--- START ---
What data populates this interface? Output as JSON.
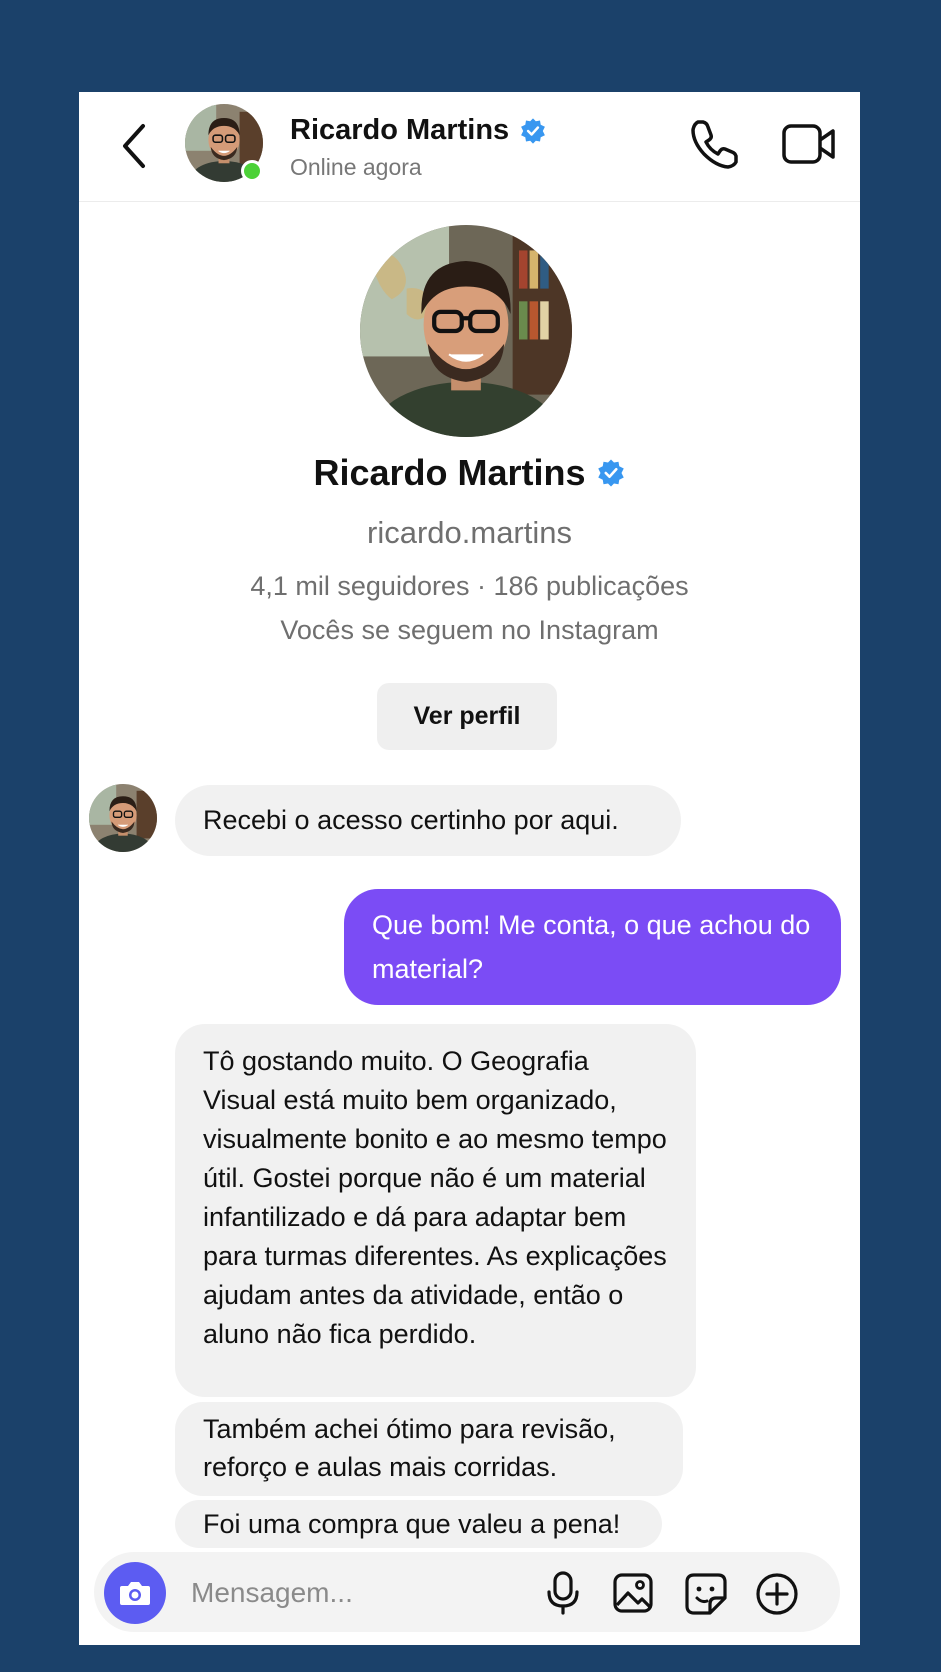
{
  "header": {
    "name": "Ricardo Martins",
    "status": "Online agora",
    "verified": true
  },
  "profile": {
    "name": "Ricardo Martins",
    "handle": "ricardo.martins",
    "stats": "4,1 mil seguidores · 186 publicações",
    "mutual": "Vocês se seguem no Instagram",
    "view_profile_label": "Ver perfil"
  },
  "messages": [
    {
      "from": "them",
      "text": "Recebi o acesso certinho por aqui."
    },
    {
      "from": "me",
      "text": "Que bom! Me conta, o que achou do material?"
    },
    {
      "from": "them",
      "text": "Tô gostando muito. O Geografia Visual está muito bem organizado, visualmente bonito e ao mesmo tempo útil. Gostei porque não é um material infantilizado e dá para adaptar bem para turmas diferentes. As explicações ajudam antes da atividade, então o aluno não fica perdido."
    },
    {
      "from": "them",
      "text": "Também achei ótimo para revisão, reforço e aulas mais corridas."
    },
    {
      "from": "them",
      "text": "Foi uma compra que valeu a pena!"
    }
  ],
  "composer": {
    "placeholder": "Mensagem..."
  },
  "colors": {
    "background": "#1b416a",
    "outgoing_bubble": "#7b4cf5",
    "incoming_bubble": "#f1f1f1",
    "camera_button": "#5c5cf2",
    "verified_badge": "#3897f0",
    "online_dot": "#4cd137"
  },
  "icons": [
    "back-arrow-icon",
    "verified-badge-icon",
    "phone-icon",
    "video-camera-icon",
    "camera-icon",
    "microphone-icon",
    "image-icon",
    "sticker-icon",
    "plus-circle-icon"
  ]
}
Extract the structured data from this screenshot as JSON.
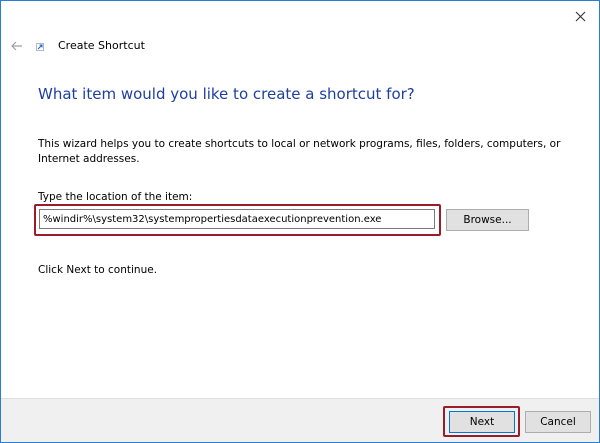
{
  "window": {
    "title": "Create Shortcut",
    "close_symbol": "✕"
  },
  "icons": {
    "back": "back-arrow-icon",
    "close": "close-icon",
    "app": "shortcut-wizard-icon"
  },
  "main": {
    "heading": "What item would you like to create a shortcut for?",
    "description": "This wizard helps you to create shortcuts to local or network programs, files, folders, computers, or Internet addresses.",
    "location_label": "Type the location of the item:",
    "location_value": "%windir%\\system32\\systempropertiesdataexecutionprevention.exe",
    "browse_label": "Browse...",
    "continue_text": "Click Next to continue."
  },
  "footer": {
    "next_label": "Next",
    "cancel_label": "Cancel"
  },
  "colors": {
    "heading": "#1f3fa0",
    "highlight": "#9b1c2a",
    "footer_bg": "#f0f0f0",
    "window_border": "#2b7cd3"
  }
}
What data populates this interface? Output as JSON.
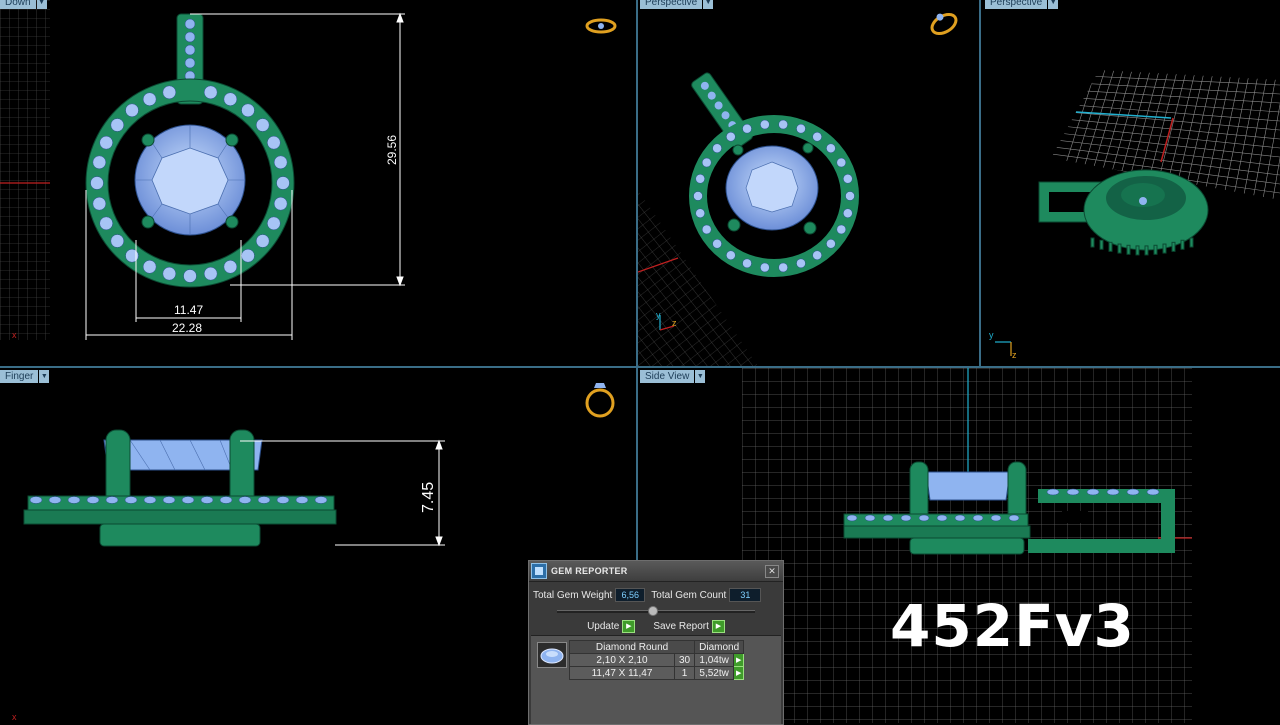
{
  "viewports": {
    "top_left": {
      "label": "Down",
      "dims": {
        "height": "29.56",
        "inner_width": "11.47",
        "outer_width": "22.28"
      }
    },
    "top_middle": {
      "label": "Perspective"
    },
    "top_right": {
      "label": "Perspective"
    },
    "bottom_left": {
      "label": "Finger",
      "dims": {
        "height": "7.45"
      }
    },
    "bottom_right": {
      "label": "Side View"
    }
  },
  "axis_labels": {
    "x": "x",
    "y": "y",
    "z": "z"
  },
  "gem_reporter": {
    "title": "GEM REPORTER",
    "total_weight_label": "Total Gem Weight",
    "total_weight_value": "6,56",
    "total_count_label": "Total Gem Count",
    "total_count_value": "31",
    "update_label": "Update",
    "save_report_label": "Save Report",
    "close_glyph": "✕",
    "go_glyph": "▶",
    "table": {
      "headers": [
        "Diamond Round",
        "Diamond"
      ],
      "rows": [
        {
          "size": "2,10 X 2,10",
          "count": "30",
          "weight": "1,04tw"
        },
        {
          "size": "11,47 X 11,47",
          "count": "1",
          "weight": "5,52tw"
        }
      ]
    }
  },
  "model_code": "452Fv3",
  "colors": {
    "metal": "#1e8a5e",
    "gem": "#8fb4f0",
    "viewport_border": "#3a6d87",
    "label_bg": "#9bbfd6",
    "grid": "#5a5a5a",
    "accent_gold": "#e0a020"
  }
}
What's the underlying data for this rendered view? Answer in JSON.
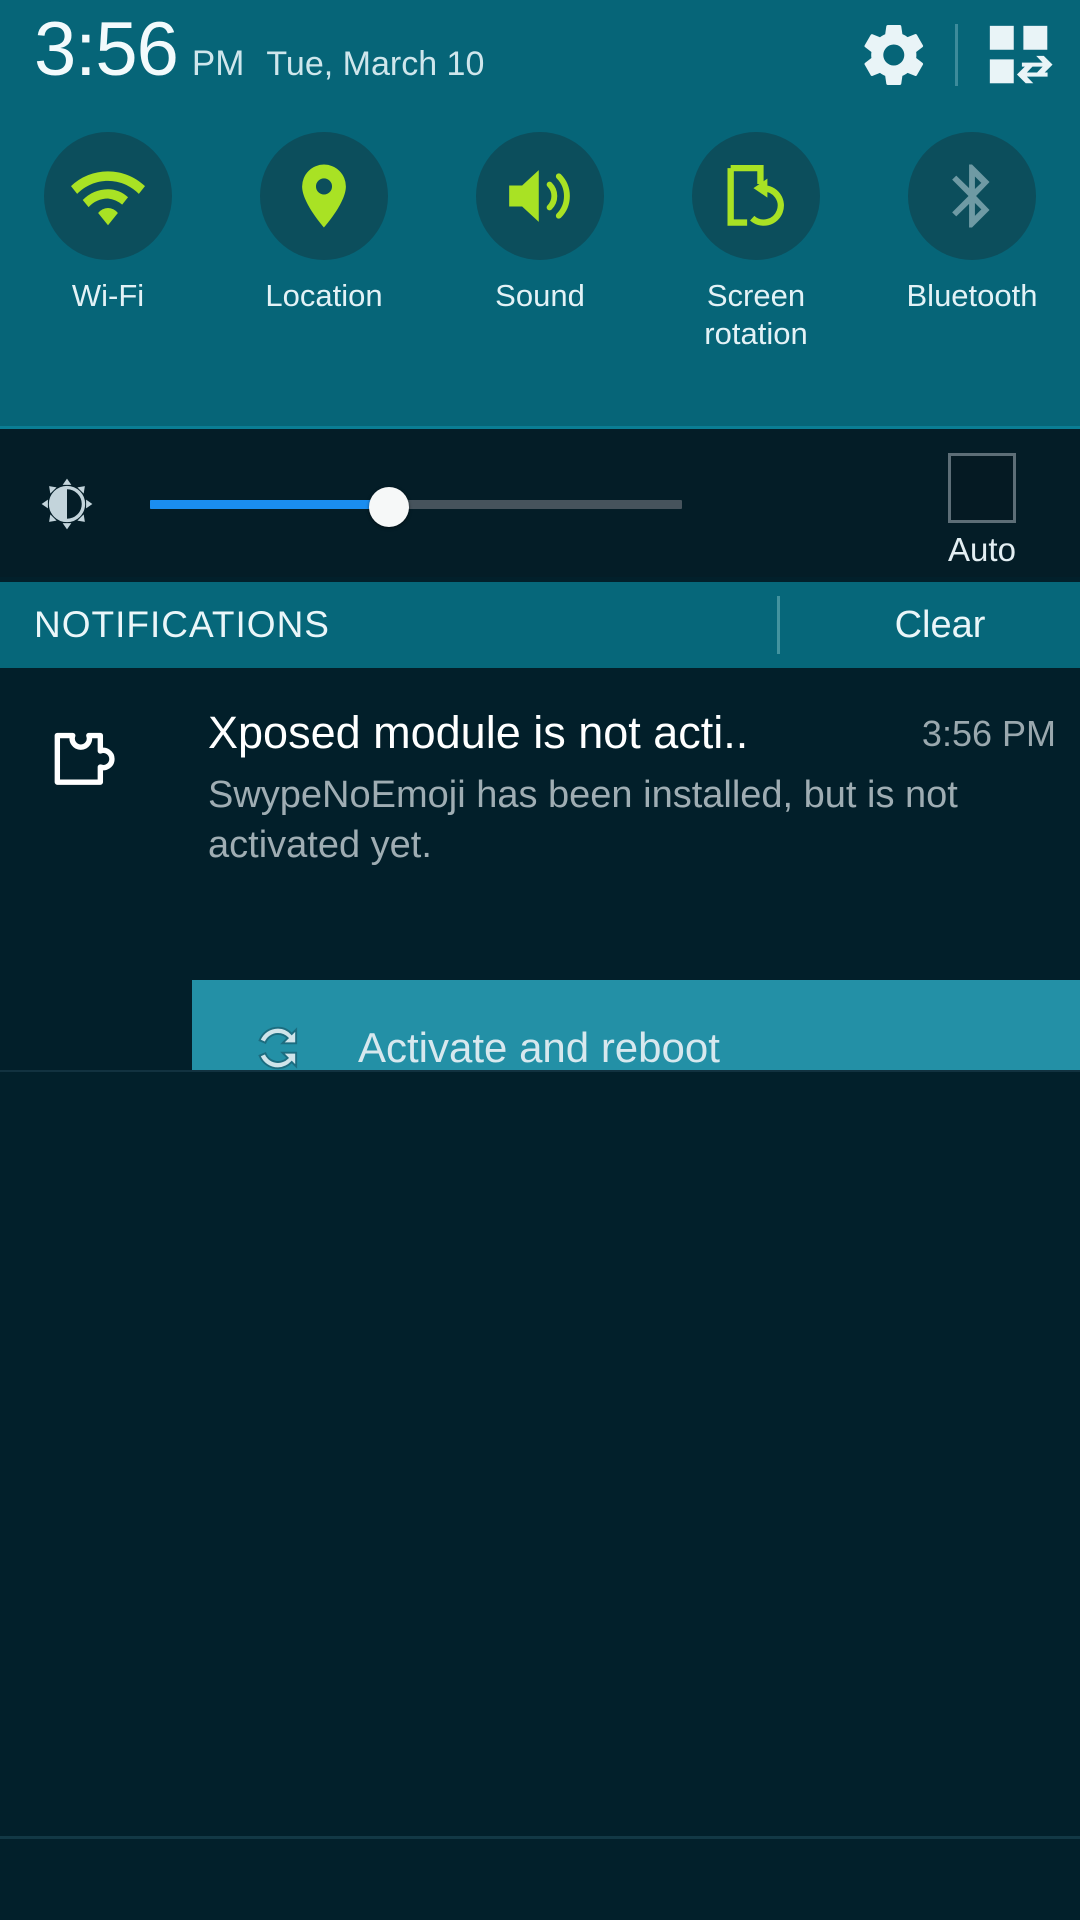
{
  "status_bar": {
    "time": "3:56",
    "ampm": "PM",
    "date": "Tue, March 10",
    "settings_icon": "gear-icon",
    "quick_toggle_icon": "quick-settings-grid-icon"
  },
  "quick_settings": {
    "toggles": [
      {
        "label": "Wi-Fi",
        "icon": "wifi-icon",
        "state": "on"
      },
      {
        "label": "Location",
        "icon": "location-pin-icon",
        "state": "on"
      },
      {
        "label": "Sound",
        "icon": "sound-volume-icon",
        "state": "on"
      },
      {
        "label": "Screen rotation",
        "icon": "screen-rotation-icon",
        "state": "on"
      },
      {
        "label": "Bluetooth",
        "icon": "bluetooth-icon",
        "state": "off"
      }
    ],
    "colors": {
      "panel_background": "#066578",
      "toggle_circle": "#0c4e5c",
      "icon_on": "#a9e224",
      "icon_off": "#6f9aa4",
      "label": "#e3f2f6"
    }
  },
  "brightness": {
    "icon": "brightness-icon",
    "value_percent": 45,
    "fill_color": "#1a8df0",
    "track_color": "#46535c",
    "auto_label": "Auto",
    "auto_checked": false
  },
  "notifications_header": {
    "title": "NOTIFICATIONS",
    "clear_label": "Clear",
    "background": "#06677a"
  },
  "notification": {
    "icon": "xposed-puzzle-icon",
    "heading": "Xposed module is not acti..",
    "time": "3:56 PM",
    "text": "SwypeNoEmoji has been installed, but is not activated yet.",
    "action": {
      "label": "Activate and reboot",
      "icon": "refresh-sync-icon",
      "background": "#2390a6",
      "pressed": true
    }
  }
}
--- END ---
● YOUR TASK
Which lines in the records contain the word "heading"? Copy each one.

● COMPLETED TASK
    "heading": "What item would you like to create a shortcut for?",
    "heading": "#1f3fa0",
    "heading": "Xposed module is not acti..",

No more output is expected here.